Wednesday, 29 June 2016

Financial position of the United States

The financial position of the United States includes assets of at least $269.6 trillion (1576% of GDP) and debts of $145.8 trillion (852% of GDP) to produce a net worth of at least $123.8 trillion (723% of GDP) as of Q1 2014.

The U.S. increased the ratio of public and private debt from 152% GDP in 1980 to peak at 296% GDP in 2008, before falling to 279% GDP by Q2 2011. The 2009-2011 decline was due to foreclosures and increased rates of household saving. There were significant declines in debt to GDP in each sector except the government, which ran large deficits to offset deleveraging or debt reduction in other sectors.

As of 2009, there was $50.7 trillion of debt owed by US households, businesses, and governments, representing more than 3.5 times the annual gross domestic product of the United States. As of the first quarter of 2010, domestic financial assets totaled $131 trillion and domestic financial liabilities $106 trillion. Tangible assets in 2008 (such as real estate and equipment) for selected sectors totaled an additional $56.3 trillion.

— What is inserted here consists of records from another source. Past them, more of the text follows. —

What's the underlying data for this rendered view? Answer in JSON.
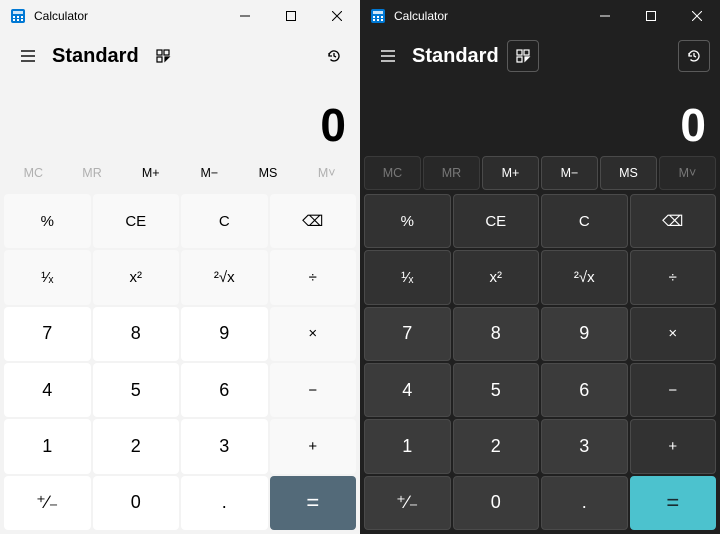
{
  "themes": [
    "light",
    "dark"
  ],
  "colors": {
    "light_eq": "#536a79",
    "dark_eq": "#4cc2ce"
  },
  "title": "Calculator",
  "mode": "Standard",
  "display": "0",
  "memory": [
    {
      "label": "MC",
      "enabled": false
    },
    {
      "label": "MR",
      "enabled": false
    },
    {
      "label": "M+",
      "enabled": true
    },
    {
      "label": "M−",
      "enabled": true
    },
    {
      "label": "MS",
      "enabled": true
    },
    {
      "label": "M˅",
      "enabled": false
    }
  ],
  "keys": [
    [
      {
        "l": "%",
        "t": "fn",
        "n": "percent"
      },
      {
        "l": "CE",
        "t": "fn",
        "n": "clear-entry"
      },
      {
        "l": "C",
        "t": "fn",
        "n": "clear"
      },
      {
        "l": "⌫",
        "t": "fn",
        "n": "backspace"
      }
    ],
    [
      {
        "l": "¹⁄ₓ",
        "t": "fn",
        "n": "reciprocal"
      },
      {
        "l": "x²",
        "t": "fn",
        "n": "square"
      },
      {
        "l": "²√x",
        "t": "fn",
        "n": "sqrt"
      },
      {
        "l": "÷",
        "t": "fn",
        "n": "divide"
      }
    ],
    [
      {
        "l": "7",
        "t": "num",
        "n": "digit-7"
      },
      {
        "l": "8",
        "t": "num",
        "n": "digit-8"
      },
      {
        "l": "9",
        "t": "num",
        "n": "digit-9"
      },
      {
        "l": "×",
        "t": "fn",
        "n": "multiply"
      }
    ],
    [
      {
        "l": "4",
        "t": "num",
        "n": "digit-4"
      },
      {
        "l": "5",
        "t": "num",
        "n": "digit-5"
      },
      {
        "l": "6",
        "t": "num",
        "n": "digit-6"
      },
      {
        "l": "−",
        "t": "fn",
        "n": "subtract"
      }
    ],
    [
      {
        "l": "1",
        "t": "num",
        "n": "digit-1"
      },
      {
        "l": "2",
        "t": "num",
        "n": "digit-2"
      },
      {
        "l": "3",
        "t": "num",
        "n": "digit-3"
      },
      {
        "l": "+",
        "t": "fn",
        "n": "add"
      }
    ],
    [
      {
        "l": "⁺∕₋",
        "t": "num",
        "n": "negate"
      },
      {
        "l": "0",
        "t": "num",
        "n": "digit-0"
      },
      {
        "l": ".",
        "t": "num",
        "n": "decimal"
      },
      {
        "l": "=",
        "t": "eq",
        "n": "equals"
      }
    ]
  ]
}
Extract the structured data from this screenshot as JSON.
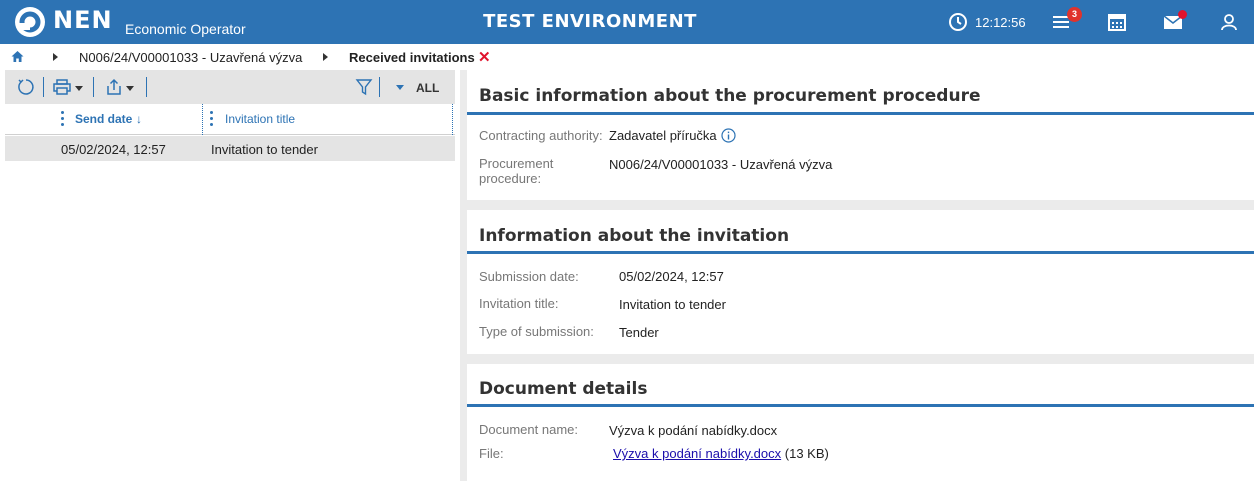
{
  "header": {
    "logo_text": "NEN",
    "logo_subtitle": "Economic Operator",
    "environment": "TEST ENVIRONMENT",
    "time": "12:12:56",
    "notifications_count": "3",
    "colors": {
      "bar": "#2d73b4",
      "badge": "#e0332c"
    },
    "icons": [
      "clock-icon",
      "menu-icon",
      "calendar-icon",
      "mail-icon",
      "user-icon"
    ]
  },
  "breadcrumb": {
    "items": [
      "N006/24/V00001033 - Uzavřená výzva",
      "Received invitations"
    ]
  },
  "toolbar": {
    "filter_label": "ALL"
  },
  "grid": {
    "columns": [
      "Send date",
      "Invitation title"
    ],
    "rows": [
      {
        "send_date": "05/02/2024, 12:57",
        "title": "Invitation to tender"
      }
    ]
  },
  "basic_info": {
    "title": "Basic information about the procurement procedure",
    "authority_label": "Contracting authority:",
    "authority_value": "Zadavatel příručka",
    "procedure_label_1": "Procurement",
    "procedure_label_2": "procedure:",
    "procedure_value": "N006/24/V00001033 - Uzavřená výzva"
  },
  "invitation_info": {
    "title": "Information about the invitation",
    "submission_date_label": "Submission date:",
    "submission_date_value": "05/02/2024, 12:57",
    "invitation_title_label": "Invitation title:",
    "invitation_title_value": "Invitation to tender",
    "submission_type_label": "Type of submission:",
    "submission_type_value": "Tender"
  },
  "document_details": {
    "title": "Document details",
    "name_label": "Document name:",
    "name_value": "Výzva k podání nabídky.docx",
    "file_label": "File:",
    "file_link": "Výzva k podání nabídky.docx",
    "file_size": "(13 KB)"
  }
}
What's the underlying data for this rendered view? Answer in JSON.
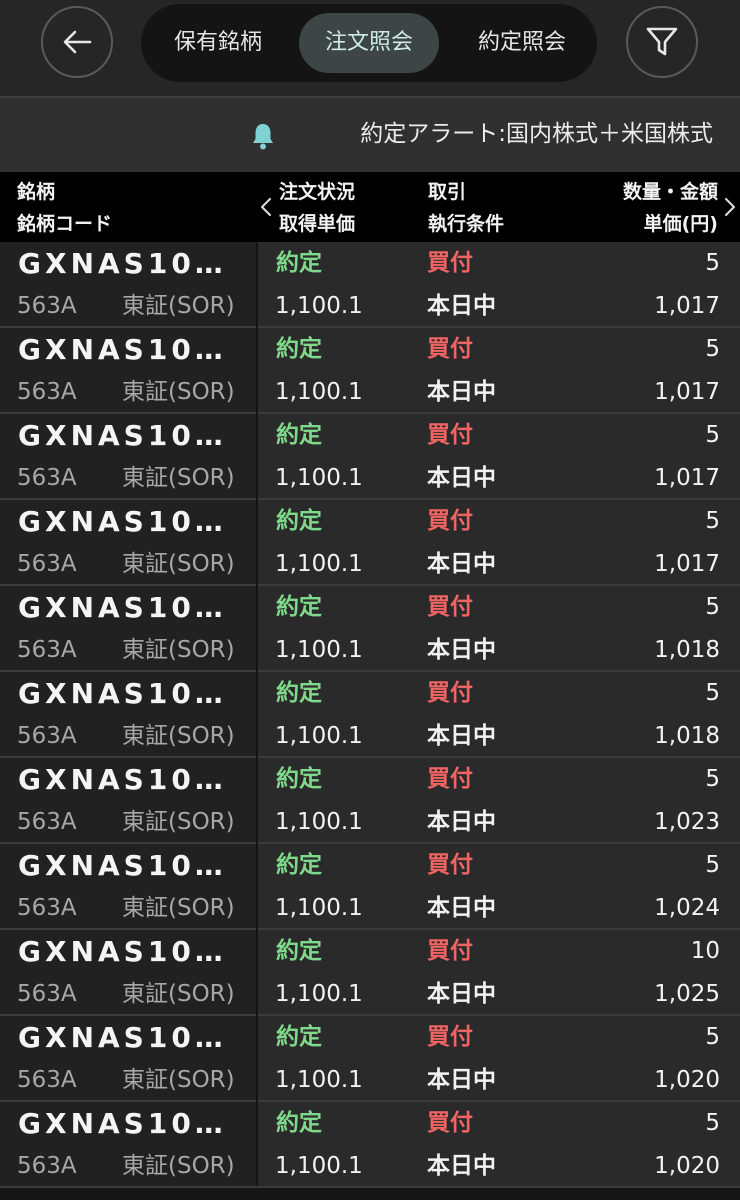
{
  "tabs": [
    {
      "label": "保有銘柄",
      "active": false
    },
    {
      "label": "注文照会",
      "active": true
    },
    {
      "label": "約定照会",
      "active": false
    }
  ],
  "icons": {
    "back": "arrow-left-icon",
    "filter": "funnel-icon",
    "alert": "bell-icon"
  },
  "alert": {
    "text": "約定アラート:国内株式＋米国株式"
  },
  "columns": {
    "col1_top": "銘柄",
    "col1_bottom": "銘柄コード",
    "col2_top": "注文状況",
    "col2_bottom": "取得単価",
    "col3_top": "取引",
    "col3_bottom": "執行条件",
    "col4_top": "数量・金額",
    "col4_bottom": "単価(円)"
  },
  "colors": {
    "status": "#7fd98a",
    "buy": "#f06464",
    "active_tab_bg": "#3d4545",
    "alert_icon": "#7fd3d3"
  },
  "orders": [
    {
      "name": "GXNAS10…",
      "code": "563A",
      "market": "東証(SOR)",
      "status": "約定",
      "price": "1,100.1",
      "side": "買付",
      "condition": "本日中",
      "quantity": "5",
      "unit_price": "1,017"
    },
    {
      "name": "GXNAS10…",
      "code": "563A",
      "market": "東証(SOR)",
      "status": "約定",
      "price": "1,100.1",
      "side": "買付",
      "condition": "本日中",
      "quantity": "5",
      "unit_price": "1,017"
    },
    {
      "name": "GXNAS10…",
      "code": "563A",
      "market": "東証(SOR)",
      "status": "約定",
      "price": "1,100.1",
      "side": "買付",
      "condition": "本日中",
      "quantity": "5",
      "unit_price": "1,017"
    },
    {
      "name": "GXNAS10…",
      "code": "563A",
      "market": "東証(SOR)",
      "status": "約定",
      "price": "1,100.1",
      "side": "買付",
      "condition": "本日中",
      "quantity": "5",
      "unit_price": "1,017"
    },
    {
      "name": "GXNAS10…",
      "code": "563A",
      "market": "東証(SOR)",
      "status": "約定",
      "price": "1,100.1",
      "side": "買付",
      "condition": "本日中",
      "quantity": "5",
      "unit_price": "1,018"
    },
    {
      "name": "GXNAS10…",
      "code": "563A",
      "market": "東証(SOR)",
      "status": "約定",
      "price": "1,100.1",
      "side": "買付",
      "condition": "本日中",
      "quantity": "5",
      "unit_price": "1,018"
    },
    {
      "name": "GXNAS10…",
      "code": "563A",
      "market": "東証(SOR)",
      "status": "約定",
      "price": "1,100.1",
      "side": "買付",
      "condition": "本日中",
      "quantity": "5",
      "unit_price": "1,023"
    },
    {
      "name": "GXNAS10…",
      "code": "563A",
      "market": "東証(SOR)",
      "status": "約定",
      "price": "1,100.1",
      "side": "買付",
      "condition": "本日中",
      "quantity": "5",
      "unit_price": "1,024"
    },
    {
      "name": "GXNAS10…",
      "code": "563A",
      "market": "東証(SOR)",
      "status": "約定",
      "price": "1,100.1",
      "side": "買付",
      "condition": "本日中",
      "quantity": "10",
      "unit_price": "1,025"
    },
    {
      "name": "GXNAS10…",
      "code": "563A",
      "market": "東証(SOR)",
      "status": "約定",
      "price": "1,100.1",
      "side": "買付",
      "condition": "本日中",
      "quantity": "5",
      "unit_price": "1,020"
    },
    {
      "name": "GXNAS10…",
      "code": "563A",
      "market": "東証(SOR)",
      "status": "約定",
      "price": "1,100.1",
      "side": "買付",
      "condition": "本日中",
      "quantity": "5",
      "unit_price": "1,020"
    }
  ]
}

Economist Martin Wolf explained in July 2012 that government fiscal balance is one of three major financial sectoral balances in the U.S. economy, the others being the foreign financial sector and the private financial sector. The sum of the surpluses or deficits across these three sectors must be zero by definition. In the U.S., a foreign financial surplus (or capital surplus) exists because capital is imported (net) to fund the trade deficit. Further, there is a private sector financial surplus due to household savings exceeding business investment. By definition, there must therefore exist a government budget deficit so all three net to zero. The government sector includes federal, state and local. For example, the government budget deficit in 2011 was approximately 10% GDP (8.6% GDP of which was federal), offsetting a capital surplus of 4% GDP and a private sector surplus of 6% GDP.

Wolf argued that the sudden shift in the private sector from deficit to surplus forced the government balance into deficit, writing: "The financial balance of the private sector shifted towards surplus by the almost unbelievable cumulative total of 11.2 per cent of gross domestic product between the third quarter of 2007 and the second quarter of 2009, which was when the financial deficit of US government (federal and state) reached its peak...No fiscal policy changes explain the collapse into massive fiscal deficit between 2007 and 2009, because there was none of any importance. The collapse is explained by the massive shift of the private sector from financial deficit into surplus or, in other words, from boom to bust."

Economist Paul Krugman also explained in December 2011 the causes of the sizable shift from private deficit to surplus: "This huge move into surplus reflects the end of the housing bubble, a sharp rise in household saving, and a slump in business investment due to lack of customers."

No comments: